But unfortunately, many endurance runners do not seem to realise this, according to Haile – and neither do some recognize that taking part in a 42km full marathon should not be an impulse decision. In fact, many long hours of training and sacrifice are necessary to take part in, and run a marathon.
He said, “You can’t just jump in to participate in a marathon. It has to be taken very seriously and requires a lot of preparation. It is a choice that you make and it is a very tough one, so you can’t just do a little bit of running and expect to do well at the race.”
Haile will be hosting training runs and clinics closer to SCMS
Besides participating in the SCMS race itself, Haile will also be hosting training runs and clinics nearer to the SCMS, to dish out useful running tips and advice to the SCMS race participants.
Said Haile, “I’ve been told that there is a vibrant running scene in Singapore and I can’t wait to experience it for myself in early December.” The dates and times of these running clinics, will be made known to the public, as soon as they are confirmed.
Haile’s presence here is a coup for SCMS and the local running community

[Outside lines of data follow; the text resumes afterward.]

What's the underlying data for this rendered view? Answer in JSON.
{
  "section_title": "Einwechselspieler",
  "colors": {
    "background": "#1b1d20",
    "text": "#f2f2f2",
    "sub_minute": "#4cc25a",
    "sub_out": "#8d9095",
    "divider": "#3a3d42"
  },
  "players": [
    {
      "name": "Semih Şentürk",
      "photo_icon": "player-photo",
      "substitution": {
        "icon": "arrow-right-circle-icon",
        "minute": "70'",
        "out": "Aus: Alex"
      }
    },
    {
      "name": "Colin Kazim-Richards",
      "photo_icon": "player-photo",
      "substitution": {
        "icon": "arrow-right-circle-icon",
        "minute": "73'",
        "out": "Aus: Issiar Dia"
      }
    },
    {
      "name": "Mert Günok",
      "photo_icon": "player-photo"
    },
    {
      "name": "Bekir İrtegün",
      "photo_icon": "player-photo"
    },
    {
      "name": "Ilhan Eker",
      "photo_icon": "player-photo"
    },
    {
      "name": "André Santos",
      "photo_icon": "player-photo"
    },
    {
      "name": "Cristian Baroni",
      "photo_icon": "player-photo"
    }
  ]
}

“Haile Gebrselassie is arguably the greatest long distance runner in modern history, so to have him grace the Standard Chartered Marathon Singapore is an absolute coup not only for the event, but for everyone in the local running community,” said Chris Robb, Managing Director at Spectrum Worldwide.
Added Mr Toh Boon Yi, Chief, Strategic Development and Marketing Group, Sport Singapore, “Running alongside an Olympic Gold Medallist and World Champion will certainly excite and encourage the runners to push themselves and go the extra mile.”
Honour for Haile to be gracing the SCMS event too
For Haile, it is an honour to be gracing Singapore’s most famous road marathon race too, and he is very delighted to be a part of the SCMS this year.
He said, “Everyone I’ve spoken with has told me that the SCMS is one of the great events in Asia and I’m delighted to have chosen this race as my first running event in that part of the world.”
Sign up now for your chance to run together with Haile
Runners till have the chance to sign up for the SCMS and run with Haile. Limited slots still remain in the Marathon, Ekiden, 10km and Kids Dash categories.
To allow runners to register and run with the ‘Greatest Ever’, registration at http://marathonsingapore.com will remain open till midnight on Friday, 31 October.
Late registrations will still be accepted, with a $20 registration fee and a non-personalised race bib.